Lines of the data that contain the word "поддержки" are the ones to copy.

# # # # #

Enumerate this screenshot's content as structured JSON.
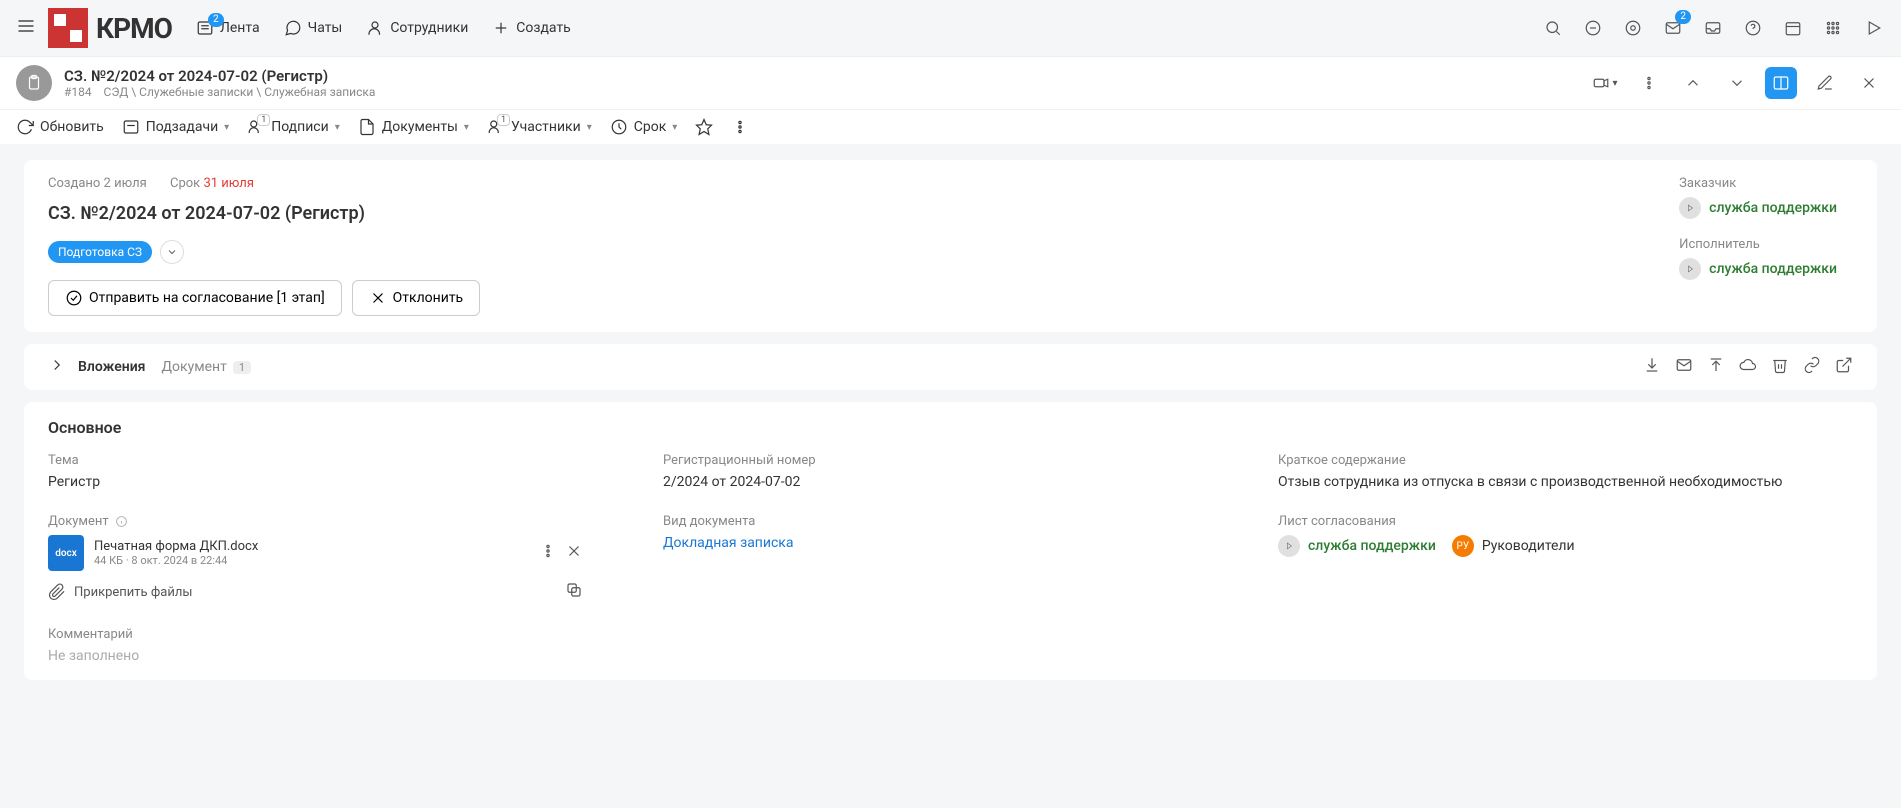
{
  "nav": {
    "logo": "КРМО",
    "feed": "Лента",
    "feed_badge": "2",
    "chats": "Чаты",
    "employees": "Сотрудники",
    "create": "Создать",
    "mail_badge": "2"
  },
  "doc_header": {
    "title": "СЗ. №2/2024 от 2024-07-02 (Регистр)",
    "id": "#184",
    "breadcrumb": "СЭД \\ Служебные записки \\ Служебная записка"
  },
  "toolbar": {
    "refresh": "Обновить",
    "subtasks": "Подзадачи",
    "signatures": "Подписи",
    "signatures_badge": "1",
    "documents": "Документы",
    "participants": "Участники",
    "participants_badge": "1",
    "deadline": "Срок"
  },
  "main": {
    "created_label": "Создано",
    "created_value": "2 июля",
    "deadline_label": "Срок",
    "deadline_value": "31 июля",
    "doc_name": "СЗ. №2/2024 от 2024-07-02 (Регистр)",
    "status": "Подготовка СЗ",
    "action_approve": "Отправить на согласование [1 этап]",
    "action_reject": "Отклонить"
  },
  "side": {
    "customer_label": "Заказчик",
    "customer": "служба поддержки",
    "executor_label": "Исполнитель",
    "executor": "служба поддержки"
  },
  "attachments": {
    "title": "Вложения",
    "tab": "Документ",
    "count": "1"
  },
  "details": {
    "section_title": "Основное",
    "topic_label": "Тема",
    "topic_value": "Регистр",
    "regnum_label": "Регистрационный номер",
    "regnum_value": "2/2024 от 2024-07-02",
    "summary_label": "Краткое содержание",
    "summary_value": "Отзыв сотрудника из отпуска в связи с производственной необходимостью",
    "document_label": "Документ",
    "file_name": "Печатная форма ДКП.docx",
    "file_meta": "44 КБ · 8 окт. 2024 в 22:44",
    "file_ext": "docx",
    "doctype_label": "Вид документа",
    "doctype_value": "Докладная записка",
    "approval_label": "Лист согласования",
    "approval_user1": "служба поддержки",
    "approval_user2": "Руководители",
    "approval_user2_initials": "РУ",
    "attach_files": "Прикрепить файлы",
    "comment_label": "Комментарий",
    "comment_value": "Не заполнено"
  }
}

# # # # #

# [Worked solution]
    "customer": "служба поддержки",
    "executor": "служба поддержки"
    "approval_user1": "служба поддержки",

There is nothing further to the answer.